August 20, 2010
GIMME FIVE "The Last Song" wasn't a blockbuster, but it was Greg Kinnear's highest-grossing movie in a while. His last five outings: 1. "The Last Song. " (2010) $62 million. 2. "Green Zone. " (2010) $35 million. Plays a Pentagon Special Intelligence officer in Baghdad. 3. "Flash of Genius. " (2008) $4 million. Kinnear takes on Detroit over the invention of intermittent windshield wipers. 4. "Ghost Town. " (2008) $13 million. He's a ghost, meddling in his widow's affairs.
August 23, 1986
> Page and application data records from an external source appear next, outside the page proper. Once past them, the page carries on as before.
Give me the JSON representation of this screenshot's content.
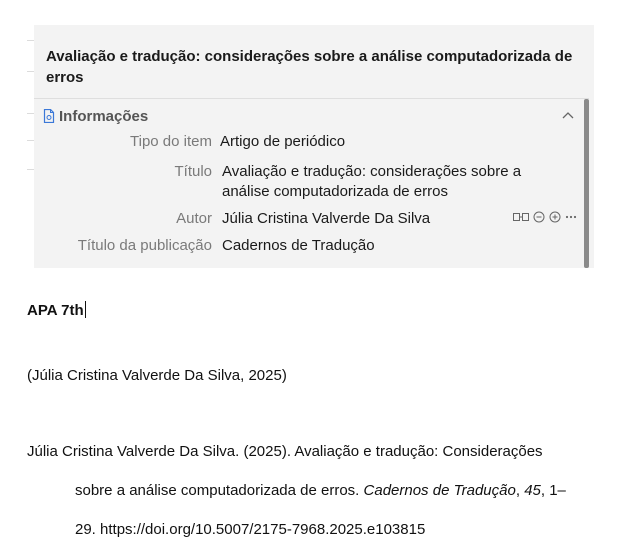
{
  "zotero_panel": {
    "item_title": "Avaliação e tradução: considerações sobre a análise computadorizada de erros",
    "section_header": "Informações",
    "fields": [
      {
        "label": "Tipo do item",
        "value": "Artigo de periódico"
      },
      {
        "label": "Título",
        "value": "Avaliação e tradução: considerações sobre a análise computadorizada de erros"
      },
      {
        "label": "Autor",
        "value": "Júlia Cristina Valverde Da Silva"
      },
      {
        "label": "Título da publicação",
        "value": "Cadernos de Tradução"
      }
    ],
    "icons": [
      "document-icon",
      "chevron-up-icon",
      "swap-name-icon",
      "minus-circle-icon",
      "plus-circle-icon",
      "more-icon"
    ]
  },
  "document": {
    "style_heading": "APA 7th",
    "in_text_citation": "(Júlia Cristina Valverde Da Silva, 2025)",
    "bibliography": {
      "part1": "Júlia Cristina Valverde Da Silva. (2025). Avaliação e tradução: Considerações",
      "part2": "sobre a análise computadorizada de erros. ",
      "journal": "Cadernos de Tradução",
      "sep": ", ",
      "volume": "45",
      "pages": ", 1–",
      "part3": "29. https://doi.org/10.5007/2175-7968.2025.e103815"
    }
  }
}
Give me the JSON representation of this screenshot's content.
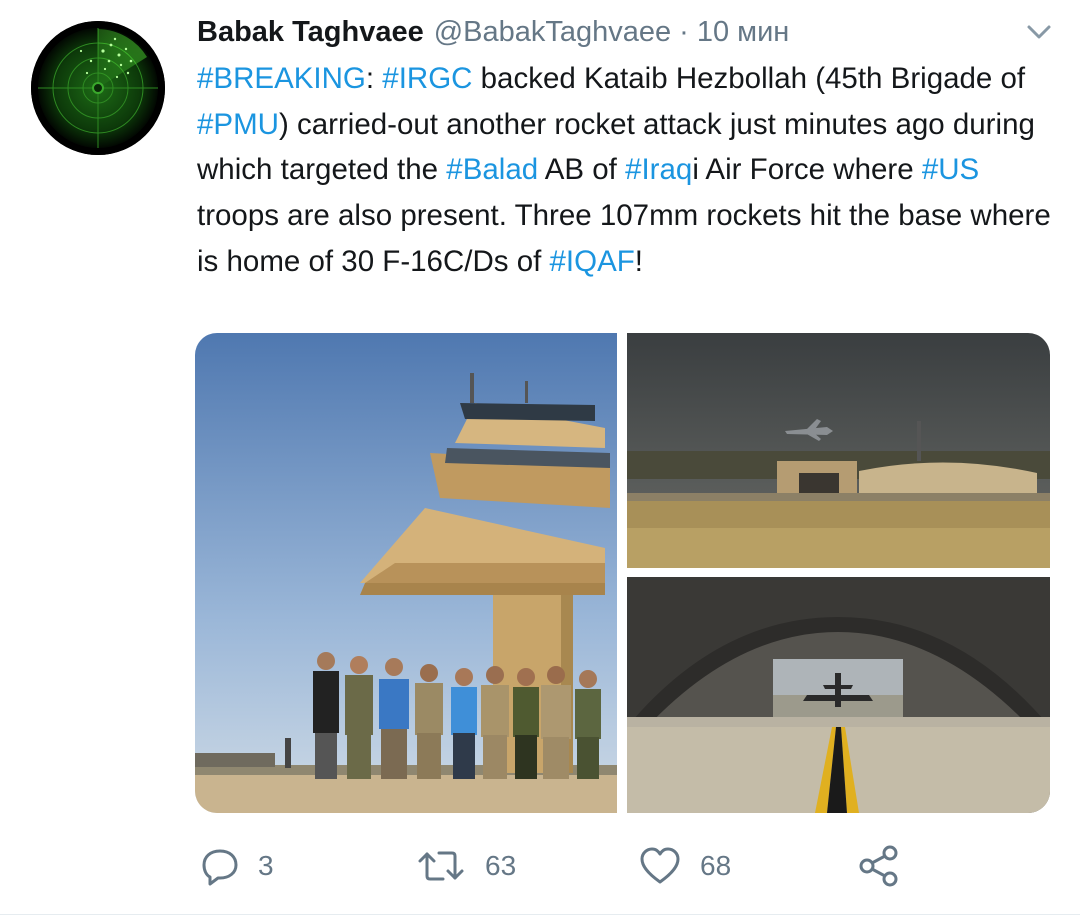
{
  "tweet": {
    "author_name": "Babak Taghvaee",
    "handle": "@BabakTaghvaee",
    "separator": "·",
    "time": "10 мин",
    "text_segments": [
      {
        "text": "#BREAKING",
        "tag": true
      },
      {
        "text": ": ",
        "tag": false
      },
      {
        "text": "#IRGC",
        "tag": true
      },
      {
        "text": " backed Kataib Hezbollah (45th Brigade of ",
        "tag": false
      },
      {
        "text": "#PMU",
        "tag": true
      },
      {
        "text": ") carried-out another rocket attack just minutes ago during which targeted the ",
        "tag": false
      },
      {
        "text": "#Balad",
        "tag": true
      },
      {
        "text": " AB of ",
        "tag": false
      },
      {
        "text": "#Iraq",
        "tag": true
      },
      {
        "text": "i Air Force where ",
        "tag": false
      },
      {
        "text": "#US",
        "tag": true
      },
      {
        "text": " troops are also present. Three 107mm rockets hit the base where is home of 30 F-16C/Ds of ",
        "tag": false
      },
      {
        "text": "#IQAF",
        "tag": true
      },
      {
        "text": "!",
        "tag": false
      }
    ]
  },
  "actions": {
    "reply_count": "3",
    "retweet_count": "63",
    "like_count": "68"
  },
  "icons": {
    "reply": "reply-icon",
    "retweet": "retweet-icon",
    "like": "heart-icon",
    "share": "share-icon",
    "more": "chevron-down-icon"
  },
  "colors": {
    "link": "#1b95e0",
    "secondary": "#657786",
    "text": "#14171a"
  }
}
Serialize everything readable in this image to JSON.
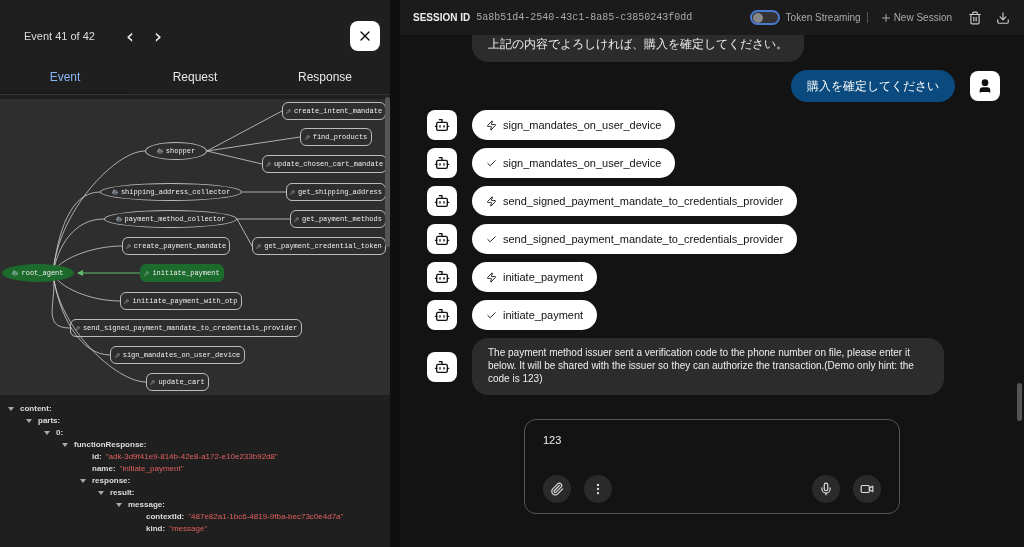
{
  "event_panel": {
    "counter": "Event 41 of 42",
    "prev": "‹",
    "next": "›",
    "tabs": [
      {
        "label": "Event",
        "selected": true
      },
      {
        "label": "Request",
        "selected": false
      },
      {
        "label": "Response",
        "selected": false
      }
    ],
    "graph": {
      "nodes": [
        {
          "label": "root_agent",
          "kind": "agent",
          "highlighted": true,
          "children": [
            {
              "label": "shopper",
              "kind": "agent",
              "highlighted": false,
              "children": [
                {
                  "label": "create_intent_mandate",
                  "kind": "tool",
                  "highlighted": false
                },
                {
                  "label": "find_products",
                  "kind": "tool",
                  "highlighted": false
                },
                {
                  "label": "update_chosen_cart_mandate",
                  "kind": "tool",
                  "highlighted": false
                }
              ]
            },
            {
              "label": "shipping_address_collector",
              "kind": "agent",
              "highlighted": false,
              "children": [
                {
                  "label": "get_shipping_address",
                  "kind": "tool",
                  "highlighted": false
                }
              ]
            },
            {
              "label": "payment_method_collector",
              "kind": "agent",
              "highlighted": false,
              "children": [
                {
                  "label": "get_payment_methods",
                  "kind": "tool",
                  "highlighted": false
                },
                {
                  "label": "get_payment_credential_token",
                  "kind": "tool",
                  "highlighted": false
                }
              ]
            },
            {
              "label": "create_payment_mandate",
              "kind": "tool",
              "highlighted": false
            },
            {
              "label": "initiate_payment",
              "kind": "tool",
              "highlighted": true
            },
            {
              "label": "initiate_payment_with_otp",
              "kind": "tool",
              "highlighted": false
            },
            {
              "label": "send_signed_payment_mandate_to_credentials_provider",
              "kind": "tool",
              "highlighted": false
            },
            {
              "label": "sign_mandates_on_user_device",
              "kind": "tool",
              "highlighted": false
            },
            {
              "label": "update_cart",
              "kind": "tool",
              "highlighted": false
            }
          ]
        }
      ]
    },
    "tree": [
      {
        "key": "content:",
        "expanded": true,
        "children": [
          {
            "key": "parts:",
            "expanded": true,
            "children": [
              {
                "key": "0:",
                "expanded": true,
                "children": [
                  {
                    "key": "functionResponse:",
                    "expanded": true,
                    "children": [
                      {
                        "key": "id:",
                        "value": "\"adk-3d9f41e9-814b-42e8-a172-e10e233b92d8\""
                      },
                      {
                        "key": "name:",
                        "value": "\"initiate_payment\""
                      },
                      {
                        "key": "response:",
                        "expanded": true,
                        "children": [
                          {
                            "key": "result:",
                            "expanded": true,
                            "children": [
                              {
                                "key": "message:",
                                "expanded": true,
                                "children": [
                                  {
                                    "key": "contextId:",
                                    "value": "\"487e82a1-1bc6-4819-9fba-bec73c0e4d7a\""
                                  },
                                  {
                                    "key": "kind:",
                                    "value": "\"message\""
                                  }
                                ]
                              }
                            ]
                          }
                        ]
                      }
                    ]
                  }
                ]
              }
            ]
          }
        ]
      }
    ]
  },
  "chat": {
    "session_label": "SESSION ID",
    "session_id": "5a8b51d4-2540-43c1-8a85-c3850243f0dd",
    "token_streaming": {
      "label": "Token Streaming",
      "on": false
    },
    "new_session": "New Session",
    "messages": [
      {
        "kind": "bot_text",
        "text": "上記の内容でよろしければ、購入を確定してください。",
        "cut": true
      },
      {
        "kind": "user",
        "text": "購入を確定してください"
      },
      {
        "kind": "call",
        "text": "sign_mandates_on_user_device"
      },
      {
        "kind": "result",
        "text": "sign_mandates_on_user_device"
      },
      {
        "kind": "call",
        "text": "send_signed_payment_mandate_to_credentials_provider"
      },
      {
        "kind": "result",
        "text": "send_signed_payment_mandate_to_credentials_provider"
      },
      {
        "kind": "call",
        "text": "initiate_payment"
      },
      {
        "kind": "result",
        "text": "initiate_payment"
      },
      {
        "kind": "bot_text",
        "text": "The payment method issuer sent a verification code to the phone number on file, please enter it below. It will be shared with the issuer so they can authorize the transaction.(Demo only hint: the code is 123)",
        "cut": false
      }
    ],
    "input": {
      "value": "123"
    }
  }
}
To maintain the aura tourists look for if travelers are to bring money to this city, attention must be paid to NewMarket, which is beginning to look depressingly like a ghost town. Empty stores and neglect do not bring tourists. Rents are high and storekeepers are probably not finding it viable. For the good of the city, rent subsidies should be considered for NewMarket, where rents are formidably high. Either shut it down or make some pragmatic efforts to maintain it - by the city government, if trade is to flourish.
April 21, 1991 |
A deadly wait for international aid has begun along Iraq's borders with Iran and Turkey. More than half of Iraq's four million Kurds are fleeing the regime of Saddam Hussein. Some have crossed the border. Most have not. Two- thirds of the Kurdish dead are children, many killed by diarrhea. About 240,000 Kurds are in or near the town of Panjwin, 15 miles from the Iranian border. Until six weeks ago, Panjwin was a ghost town, little more than rubble. That's because in 1983, Hussein ordered the Kurdish town blown up and bulldozed.
February 3, 1986 |
The ghosts of this city's past live underground, below downtown streets, along dank, lonely corridors, in ruins that are as different from the glittering city above ground as night is from day. In that netherworld frequented now only by vagrants seeking shelter lies a ghost town that has lived three lives and died three deaths. Now Underground Atlanta, as it is called, this city's only physical link to the town that existed before the Civil War, is trying to rise again. The question being asked here is whether the only section of the city that survived the fires set by the Union Army, a section that thrived at the turn of the century as Atlanta's revived commercial heart and once again in the 1970s as a bustling entertainment district, can survive what could prove to be the most devastating blow of all - the decades-old flight of Atlanta's people and businesses to the suburbs.